● Your objective: Word for word, the records below are to be set down again.
Supplied records START
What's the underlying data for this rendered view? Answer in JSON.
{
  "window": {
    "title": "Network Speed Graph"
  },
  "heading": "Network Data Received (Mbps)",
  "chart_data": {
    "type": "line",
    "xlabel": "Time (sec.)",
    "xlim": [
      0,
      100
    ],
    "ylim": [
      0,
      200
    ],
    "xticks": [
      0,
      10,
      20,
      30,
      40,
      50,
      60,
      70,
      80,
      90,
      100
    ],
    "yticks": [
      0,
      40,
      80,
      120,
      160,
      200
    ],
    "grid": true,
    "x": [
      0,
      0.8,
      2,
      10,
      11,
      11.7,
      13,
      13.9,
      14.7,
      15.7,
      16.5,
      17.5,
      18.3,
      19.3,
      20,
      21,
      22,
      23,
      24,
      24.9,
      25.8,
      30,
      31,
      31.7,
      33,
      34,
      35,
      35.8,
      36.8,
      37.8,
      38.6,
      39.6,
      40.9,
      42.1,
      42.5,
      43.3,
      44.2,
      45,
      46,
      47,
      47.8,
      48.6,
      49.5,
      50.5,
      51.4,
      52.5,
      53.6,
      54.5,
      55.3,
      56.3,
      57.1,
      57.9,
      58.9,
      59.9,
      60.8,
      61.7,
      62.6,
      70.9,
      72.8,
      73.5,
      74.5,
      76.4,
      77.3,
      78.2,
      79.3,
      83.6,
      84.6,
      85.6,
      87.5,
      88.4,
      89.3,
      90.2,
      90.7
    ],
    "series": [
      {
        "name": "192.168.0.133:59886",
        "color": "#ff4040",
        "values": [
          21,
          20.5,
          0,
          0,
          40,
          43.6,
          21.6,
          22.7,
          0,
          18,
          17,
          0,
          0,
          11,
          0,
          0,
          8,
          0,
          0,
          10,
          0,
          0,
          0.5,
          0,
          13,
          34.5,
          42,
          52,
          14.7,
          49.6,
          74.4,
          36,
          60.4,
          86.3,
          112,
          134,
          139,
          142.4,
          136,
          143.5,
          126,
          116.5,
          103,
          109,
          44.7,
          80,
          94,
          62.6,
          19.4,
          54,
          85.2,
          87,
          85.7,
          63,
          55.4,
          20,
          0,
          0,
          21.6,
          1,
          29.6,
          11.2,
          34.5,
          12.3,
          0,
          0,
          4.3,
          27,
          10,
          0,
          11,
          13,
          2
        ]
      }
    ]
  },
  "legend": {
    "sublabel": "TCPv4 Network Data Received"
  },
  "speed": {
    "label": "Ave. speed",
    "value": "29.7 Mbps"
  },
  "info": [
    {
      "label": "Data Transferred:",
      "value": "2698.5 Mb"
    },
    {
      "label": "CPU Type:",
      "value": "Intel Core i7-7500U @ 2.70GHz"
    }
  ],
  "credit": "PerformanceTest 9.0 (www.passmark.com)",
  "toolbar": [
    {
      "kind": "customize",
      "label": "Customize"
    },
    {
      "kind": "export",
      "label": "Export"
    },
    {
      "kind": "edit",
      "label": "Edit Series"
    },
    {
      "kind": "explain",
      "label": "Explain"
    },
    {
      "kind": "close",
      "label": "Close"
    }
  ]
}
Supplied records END
● Task output:
What's the underlying data for this rendered view? Answer in JSON.
{
  "window": {
    "title": "Network Speed Graph"
  },
  "heading": "Network Data Received (Mbps)",
  "chart_data": {
    "type": "line",
    "xlabel": "Time (sec.)",
    "xlim": [
      0,
      100
    ],
    "ylim": [
      0,
      200
    ],
    "xticks": [
      0,
      10,
      20,
      30,
      40,
      50,
      60,
      70,
      80,
      90,
      100
    ],
    "yticks": [
      0,
      40,
      80,
      120,
      160,
      200
    ],
    "grid": true,
    "x": [
      0,
      0.8,
      2,
      10,
      11,
      11.7,
      13,
      13.9,
      14.7,
      15.7,
      16.5,
      17.5,
      18.3,
      19.3,
      20,
      21,
      22,
      23,
      24,
      24.9,
      25.8,
      30,
      31,
      31.7,
      33,
      34,
      35,
      35.8,
      36.8,
      37.8,
      38.6,
      39.6,
      40.9,
      42.1,
      42.5,
      43.3,
      44.2,
      45,
      46,
      47,
      47.8,
      48.6,
      49.5,
      50.5,
      51.4,
      52.5,
      53.6,
      54.5,
      55.3,
      56.3,
      57.1,
      57.9,
      58.9,
      59.9,
      60.8,
      61.7,
      62.6,
      70.9,
      72.8,
      73.5,
      74.5,
      76.4,
      77.3,
      78.2,
      79.3,
      83.6,
      84.6,
      85.6,
      87.5,
      88.4,
      89.3,
      90.2,
      90.7
    ],
    "series": [
      {
        "name": "192.168.0.133:59886",
        "color": "#ff4040",
        "values": [
          21,
          20.5,
          0,
          0,
          40,
          43.6,
          21.6,
          22.7,
          0,
          18,
          17,
          0,
          0,
          11,
          0,
          0,
          8,
          0,
          0,
          10,
          0,
          0,
          0.5,
          0,
          13,
          34.5,
          42,
          52,
          14.7,
          49.6,
          74.4,
          36,
          60.4,
          86.3,
          112,
          134,
          139,
          142.4,
          136,
          143.5,
          126,
          116.5,
          103,
          109,
          44.7,
          80,
          94,
          62.6,
          19.4,
          54,
          85.2,
          87,
          85.7,
          63,
          55.4,
          20,
          0,
          0,
          21.6,
          1,
          29.6,
          11.2,
          34.5,
          12.3,
          0,
          0,
          4.3,
          27,
          10,
          0,
          11,
          13,
          2
        ]
      }
    ]
  },
  "legend": {
    "sublabel": "TCPv4 Network Data Received"
  },
  "speed": {
    "label": "Ave. speed",
    "value": "29.7 Mbps"
  },
  "info": [
    {
      "label": "Data Transferred:",
      "value": "2698.5 Mb"
    },
    {
      "label": "CPU Type:",
      "value": "Intel Core i7-7500U @ 2.70GHz"
    }
  ],
  "credit": "PerformanceTest 9.0 (www.passmark.com)",
  "toolbar": [
    {
      "kind": "customize",
      "label": "Customize"
    },
    {
      "kind": "export",
      "label": "Export"
    },
    {
      "kind": "edit",
      "label": "Edit Series"
    },
    {
      "kind": "explain",
      "label": "Explain"
    },
    {
      "kind": "close",
      "label": "Close"
    }
  ]
}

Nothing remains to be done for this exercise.